As well, we should remember that God never promised a carefree or problem free life either. If anything, God ensures us that life is going to be filled with problems, difficulties and suffering.
If the greatest leader who ever walked this earth dealt with these challenges, we should never think our life will be exempt from them.
True leadership learns how to deal with those challenges in the most godly, Christian manner possible.
Rely upon God for guidance in approaching these challenges.
Develop a strong determination to lead no matter how difficult the road.
Seek help from seasoned leaders who have faced difficulties.
Above all, understand that these are only temporary.
God provides hope for better days ahead.
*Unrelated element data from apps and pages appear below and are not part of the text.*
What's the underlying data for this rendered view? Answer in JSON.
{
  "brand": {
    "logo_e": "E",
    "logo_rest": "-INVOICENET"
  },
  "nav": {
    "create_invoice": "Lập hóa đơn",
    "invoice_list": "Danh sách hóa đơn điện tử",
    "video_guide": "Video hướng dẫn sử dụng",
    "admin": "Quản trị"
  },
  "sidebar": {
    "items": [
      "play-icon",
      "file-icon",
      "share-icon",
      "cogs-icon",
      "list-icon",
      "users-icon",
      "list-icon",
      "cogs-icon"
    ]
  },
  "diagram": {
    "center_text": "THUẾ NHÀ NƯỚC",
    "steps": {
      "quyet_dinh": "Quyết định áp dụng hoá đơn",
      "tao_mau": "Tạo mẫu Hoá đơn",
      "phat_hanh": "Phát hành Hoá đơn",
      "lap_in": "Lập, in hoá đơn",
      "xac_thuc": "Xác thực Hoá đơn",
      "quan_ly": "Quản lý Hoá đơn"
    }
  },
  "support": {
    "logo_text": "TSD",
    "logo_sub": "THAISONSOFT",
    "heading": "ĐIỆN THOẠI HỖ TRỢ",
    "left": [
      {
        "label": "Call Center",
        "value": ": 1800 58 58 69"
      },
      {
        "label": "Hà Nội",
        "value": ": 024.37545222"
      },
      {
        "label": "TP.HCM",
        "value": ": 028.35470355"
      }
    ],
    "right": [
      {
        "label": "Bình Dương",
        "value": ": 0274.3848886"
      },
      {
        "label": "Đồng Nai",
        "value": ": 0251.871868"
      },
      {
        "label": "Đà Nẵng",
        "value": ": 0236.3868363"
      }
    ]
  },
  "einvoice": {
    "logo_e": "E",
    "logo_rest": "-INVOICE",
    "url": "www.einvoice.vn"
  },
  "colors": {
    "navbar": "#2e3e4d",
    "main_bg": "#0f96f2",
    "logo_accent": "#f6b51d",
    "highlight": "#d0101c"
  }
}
Let us lead with a strong determination to lead.
Pressure carries multiple meanings: 1) continuous physical force exerted on or against an object by something in contact with it, 2) the use of persuasion, influence, or intimidation to make someone do something, and 3) an attempt to persuade or coerce someone into doing something.
There is no doubt leadership comes with a strong element of pressure.
The issue really becomes how to handle or deal with the pressure when it arises within leadership.
The best avenue for approaching pressure is fervent prayer. God listens.
Recognize that pressure is part of leadership. It will come.
Learn to relieve pressure through activity. Exercise is a great place to start.
Create expectations that are achievable and be cautious about being unrealistic.
Break the big chunks into smaller ones and focus on one at a time.
Always start with what must be done today and then think about tomorrow.
Never forget the purpose of the trials in life that bring pressure are serving to perfect us into the people God wants and needs us to be in service to Him and others.
As fascinating as it may or may not be, there are two words with three letters each that establish the most powerful questions a leader can consider.
The first question is “why?” Beyond seeking the cause and effect, the implication behind this question is to determine the purpose connected to the decisions being made and the actions taken.
Why does this task require leadership?
Why should we pursue this direction?
Why is this work important?
Why is this the best course of action to reach our goals?
The second question to be considered is “how?” Once we understand the purpose behind the decisions or actions, we then must determine how we are going to fulfill them.
How can we help someone become a leader?
How will we accomplish the necessary task?
How should we handle the obstacles when they occur?
How can we get others involved?
These are just a few, but if leaders will take the time to ask these two questions and determine the answers, the pathway to reaching success is much clearer. Few questions could be stronger from a spiritual perspective.
“This is the beginning of a new day. I have been given this day to use as I will. I will use it for good, because I am exchanging a day of my life for it. When tomorrow comes, this day will be gone forever, leaving in its place something that I have traded for it. I want it to be gain and not loss; good and not evil; success and not failure; in order that I shall rejoice in the price that I paid for it.” Frank Bucaro
Please take a moment to read this thought again.
There is no need to comment further on the depths to be learned from the value of the very moment, the day we have been given, and how we choose to use it.
If leaders will learn to follow the implications of this thought their leadership will abound in blessings far beyond what could be expressed in just a few comments.